- I've made some contacts that surprised and pleased, with colleagues and friends I haven't been in touch with in some time.
- I became my son Brendan's 700th friend
- I realize that having friend-access to one's progeny enables a degree of familiarity I'd rather not exercise (but thanks, Brendan!)
- My favorite thing so far is seeing what one's friends are 'up to', whether a throw away status message, or, more usefully, what groups they are joining. Though I cannot currently claim having learned or done something useful as a result, I think there is great potential in this as a sort of guided serendipity.
- My least favorite things thus far:
- giving out an email password so that Facebook can pillage my contact list for members. Its a perfect example, though, of the tradeoffs against our privacy which beckon to us, and changing passwords isn't so onerous, I suppose.
- Facebook forces you into radiobutton category choices which constrain artificially (for example, the How do you know X dialog box) [as I was writing this post, Lorcan appeared in my Facebook Friends feed, having posted a note by David Winer about just this problem
- I want the Web to work more like this, and not be bounded by a Web-platform utility. The value that comes from this stuff is proportional to the number of participants (well, participation in general I suppose). Should we really want or expect Facebook to become the dominant platform? Monoculture is always more productive in the short term, and always pathological in the long term.
I must say, its fun so far. It will be quite interesting to see if it can be productive as well.
On an entirely different topic, two BBC radio reports caught my attention on Saturday and Sunday mornings respectively.
The first was a BBC Global Business report (Peter Day, the presenter, has become a favorite of mine) about Tim Smit's, a 'social entrepreneur' and his Monkey Business principles. Basically, they all have to do with creating and nurturing a creative business environment where people will surface rather than bury their passions, where social discourse fuels work, where people entertain and even cook for one another, and can openly articulate why they like working somewhere. One that struck me... Make important decisions at night, in social engagements. It reminded me of the wine-besotted working group meeting in OCLC's Conference Room 1 (I think it was 1... I was the besotted one) during the second night of the first Dublin Core meeting. We broke some rules, and broke through some barriers that night. Ever since, the social events at the DC meetings have been a key part of progress, and laptops-at-the-bar was standard operating procedure.
The show this morning had to do with mobile libraries around the world: where they are fading, and where they remain a fundamental aspect of connecting people and resources.
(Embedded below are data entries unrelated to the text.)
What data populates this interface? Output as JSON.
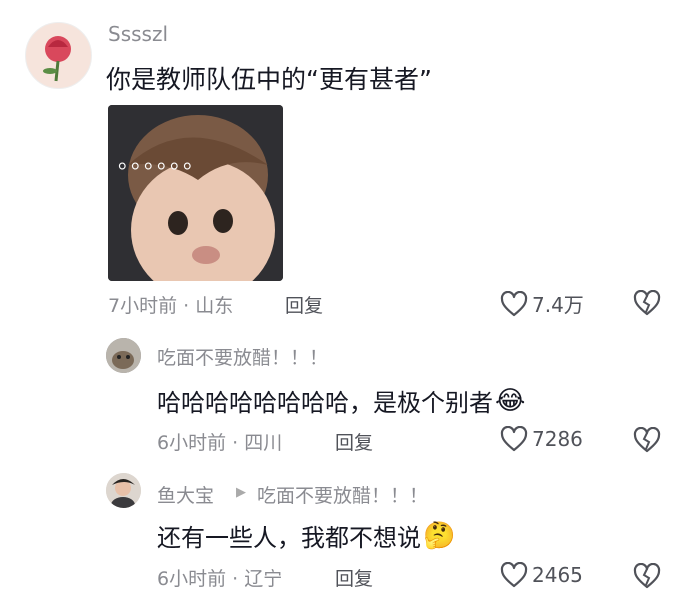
{
  "comments": [
    {
      "username": "Sssszl",
      "text": "你是教师队伍中的“更有甚者”",
      "sticker_caption": "。。。。。。",
      "meta": "7小时前 · 山东",
      "reply_label": "回复",
      "likes": "7.4万"
    }
  ],
  "replies": [
    {
      "username": "吃面不要放醋！！！",
      "text": "哈哈哈哈哈哈哈哈，是极个别者",
      "emoji": "😂",
      "meta": "6小时前 · 四川",
      "reply_label": "回复",
      "likes": "7286"
    },
    {
      "username": "鱼大宝",
      "reply_to": "吃面不要放醋！！！",
      "text": "还有一些人，我都不想说",
      "emoji": "🤔",
      "meta": "6小时前 · 辽宁",
      "reply_label": "回复",
      "likes": "2465"
    }
  ],
  "icons": {
    "like": "heart-outline-icon",
    "dislike": "broken-heart-icon",
    "reply_arrow": "triangle-right-icon"
  },
  "colors": {
    "text": "#161823",
    "meta": "#8a8b91",
    "icon": "#505259"
  }
}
The Kenya Camel library (I almost typed Kamel) is an example, but I'm not sure these pictures were even from the specific show I heard. It frustrates me that I couldn't easily locate audiofeeds for either of these reports... they were great.
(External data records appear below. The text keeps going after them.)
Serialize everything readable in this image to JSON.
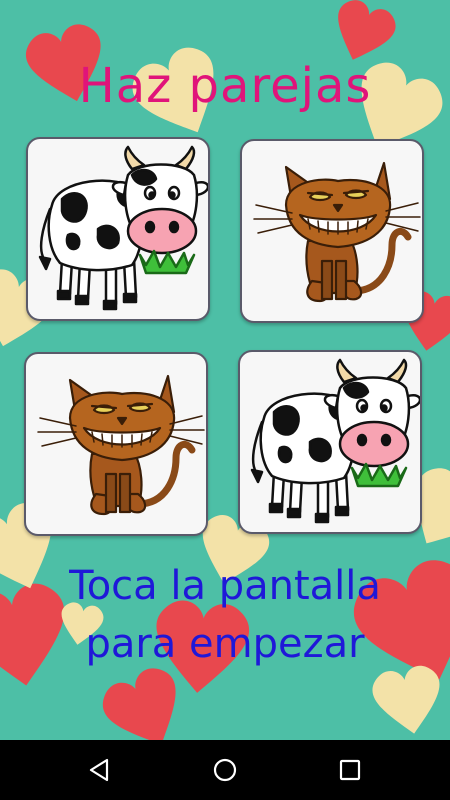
{
  "app": {
    "title": "Haz parejas",
    "instruction_line1": "Toca la pantalla",
    "instruction_line2": "para empezar"
  },
  "cards": [
    {
      "animal": "cow"
    },
    {
      "animal": "cat"
    },
    {
      "animal": "cat"
    },
    {
      "animal": "cow"
    }
  ],
  "colors": {
    "background": "#4dbfa6",
    "title": "#e0147a",
    "instruction": "#1f18d8",
    "heart_red": "#e8484e",
    "heart_yellow": "#f3e2a8"
  },
  "navbar": {
    "buttons": [
      "back-icon",
      "home-icon",
      "recents-icon"
    ]
  }
}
Speaking of connections, I heard from both of our boys today for Fathers' Day... one calling from London, the other from a moving truck (Pensacola to Corpus Christi). Life is good.
The lilies in my yard are in full bloom